About an hour later another asserted, “Certainly this fellow was with him, for he is a Galilean.” Just like Jesus was a Galilean.

Peter replied, “Man, I don’t know what you’re talking about!” And at that third denial, the cock crowed (Luke 22: 54-60).

I imagine this to be one of the lowest points in Peter’s life, denying a friend who was in his darkest hour.

But Jesus gives Peter the chance to make up for it. In today’s reading, which takes place after the resurrection, Jesus asks Peter three times, “Do you love me?” And each time Peter replies, “Lord, you know that I love you.” And here comes our fourth layer of love. Each time after Peter says, “I love you,” Jesus comes back and says, then, “Feed my lambs.” Then, “take care of my sheep.” Then, “feed my sheep” (John 21:15-17). In essence, what Jesus is telling us is that if you truly love someone, you will love, nurture and care for the people that they love. This sort of love extends even beyond loving an individual to loving who that individual loves.

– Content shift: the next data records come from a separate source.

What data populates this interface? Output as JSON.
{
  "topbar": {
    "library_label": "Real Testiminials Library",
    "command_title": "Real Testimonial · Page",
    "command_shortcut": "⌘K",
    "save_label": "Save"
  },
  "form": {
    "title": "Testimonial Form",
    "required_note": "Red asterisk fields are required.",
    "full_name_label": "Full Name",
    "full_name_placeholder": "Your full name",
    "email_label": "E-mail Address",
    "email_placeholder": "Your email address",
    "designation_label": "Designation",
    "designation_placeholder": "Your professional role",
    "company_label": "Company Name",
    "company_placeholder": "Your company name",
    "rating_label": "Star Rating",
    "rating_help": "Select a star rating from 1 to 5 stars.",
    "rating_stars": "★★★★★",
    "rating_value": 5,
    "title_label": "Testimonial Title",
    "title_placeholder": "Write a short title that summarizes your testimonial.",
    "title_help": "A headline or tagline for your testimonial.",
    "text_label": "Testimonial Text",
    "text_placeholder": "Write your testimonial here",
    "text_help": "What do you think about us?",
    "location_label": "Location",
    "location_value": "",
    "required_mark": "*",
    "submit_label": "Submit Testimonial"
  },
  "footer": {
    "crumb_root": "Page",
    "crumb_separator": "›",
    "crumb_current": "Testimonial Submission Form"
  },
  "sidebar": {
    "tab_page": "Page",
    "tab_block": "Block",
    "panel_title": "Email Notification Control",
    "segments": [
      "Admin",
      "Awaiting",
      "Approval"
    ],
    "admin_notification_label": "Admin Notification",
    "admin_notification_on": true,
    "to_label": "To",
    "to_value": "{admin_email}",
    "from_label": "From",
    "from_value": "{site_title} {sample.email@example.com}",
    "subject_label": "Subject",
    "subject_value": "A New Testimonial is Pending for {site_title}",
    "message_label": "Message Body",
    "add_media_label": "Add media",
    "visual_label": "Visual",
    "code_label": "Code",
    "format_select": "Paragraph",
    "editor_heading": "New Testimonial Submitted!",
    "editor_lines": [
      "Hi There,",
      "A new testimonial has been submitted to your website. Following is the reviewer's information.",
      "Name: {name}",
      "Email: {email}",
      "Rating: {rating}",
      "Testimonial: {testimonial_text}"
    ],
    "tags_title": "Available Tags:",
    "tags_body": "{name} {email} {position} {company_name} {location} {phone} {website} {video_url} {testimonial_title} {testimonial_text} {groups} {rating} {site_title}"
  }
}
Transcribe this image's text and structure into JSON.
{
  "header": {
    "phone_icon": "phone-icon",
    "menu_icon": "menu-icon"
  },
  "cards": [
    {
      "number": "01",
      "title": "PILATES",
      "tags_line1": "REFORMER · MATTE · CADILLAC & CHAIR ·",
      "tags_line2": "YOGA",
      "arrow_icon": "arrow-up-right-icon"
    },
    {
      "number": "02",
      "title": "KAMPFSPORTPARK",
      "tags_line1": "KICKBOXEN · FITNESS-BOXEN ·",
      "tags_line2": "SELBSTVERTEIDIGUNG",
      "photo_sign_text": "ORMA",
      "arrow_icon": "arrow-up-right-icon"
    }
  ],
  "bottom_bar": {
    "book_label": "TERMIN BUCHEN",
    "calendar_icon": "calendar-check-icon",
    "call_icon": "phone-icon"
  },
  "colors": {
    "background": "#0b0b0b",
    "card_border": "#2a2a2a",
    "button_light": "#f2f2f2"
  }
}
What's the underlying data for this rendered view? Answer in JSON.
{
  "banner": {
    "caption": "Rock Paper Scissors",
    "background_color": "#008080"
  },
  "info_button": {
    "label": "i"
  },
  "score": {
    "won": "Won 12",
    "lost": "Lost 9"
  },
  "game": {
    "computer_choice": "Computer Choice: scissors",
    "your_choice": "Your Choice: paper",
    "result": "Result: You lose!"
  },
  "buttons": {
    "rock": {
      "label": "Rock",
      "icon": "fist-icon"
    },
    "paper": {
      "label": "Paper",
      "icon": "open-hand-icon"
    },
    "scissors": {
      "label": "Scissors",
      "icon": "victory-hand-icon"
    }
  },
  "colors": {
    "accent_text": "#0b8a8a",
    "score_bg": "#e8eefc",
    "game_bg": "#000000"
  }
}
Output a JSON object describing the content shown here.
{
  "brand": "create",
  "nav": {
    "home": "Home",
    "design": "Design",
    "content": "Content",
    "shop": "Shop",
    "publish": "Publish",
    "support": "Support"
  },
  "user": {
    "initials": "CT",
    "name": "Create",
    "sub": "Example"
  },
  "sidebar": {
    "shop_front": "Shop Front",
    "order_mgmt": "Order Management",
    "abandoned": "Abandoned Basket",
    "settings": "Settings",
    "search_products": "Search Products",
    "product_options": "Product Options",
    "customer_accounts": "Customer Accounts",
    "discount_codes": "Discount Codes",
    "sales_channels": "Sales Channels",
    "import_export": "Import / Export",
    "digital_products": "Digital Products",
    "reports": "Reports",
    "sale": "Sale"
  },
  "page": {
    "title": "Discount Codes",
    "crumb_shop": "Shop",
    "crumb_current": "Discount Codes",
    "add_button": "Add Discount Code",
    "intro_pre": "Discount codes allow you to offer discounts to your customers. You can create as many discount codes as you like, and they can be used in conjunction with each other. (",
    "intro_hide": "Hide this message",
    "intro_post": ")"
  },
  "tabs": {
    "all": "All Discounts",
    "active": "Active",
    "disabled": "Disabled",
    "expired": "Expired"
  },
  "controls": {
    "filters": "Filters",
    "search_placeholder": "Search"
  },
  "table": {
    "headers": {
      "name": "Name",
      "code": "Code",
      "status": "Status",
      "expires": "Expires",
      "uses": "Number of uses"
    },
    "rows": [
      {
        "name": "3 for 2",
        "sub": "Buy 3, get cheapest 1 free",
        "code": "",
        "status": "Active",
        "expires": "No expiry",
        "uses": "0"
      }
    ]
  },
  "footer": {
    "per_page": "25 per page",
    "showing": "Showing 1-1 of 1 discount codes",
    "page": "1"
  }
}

Once upon a time, there was a man named Harold, who married a woman named Susan, and he loved her very much and did all that he could for her own sake. When they had only been married 5 years or so, Susan’s father passed away and left her mother as a widow. At this point, Harold cared for his mother-in-law because they had developed a relationship over the years, but it was when Susan said, “I don’t want my mother to have to live alone if she doesn’t want to” that Harold decided to turn the basement into an apartment. His love for his wife was so full that it extended beyond her to those whom she loved. Truly, this is where God is calling all of us-this deep into the heart of love.

This is the sort of love Jesus alludes to when he tells Peter to “Feed his sheep.” If Peter really loves Jesus, he must love those whom Jesus loves. And so if we love God and we love Jesus, and we know that God and Jesus love all people that walk upon the face of the earth, imagine the kind of love we are being called to.

Love must extend everywhere and to everyone. That is as deep as the heart of love goes.

May we all love ourselves. May we all feel good in loving each other. May we all love each other even when it doesn’t feel good. May we love each other to make one another feel happier, safer and truly alive. And may our love extend beyond the beloved to those the beloved loves. In this way, our hearts achieve their deepest depth, and we live into our true purpose as the people of God.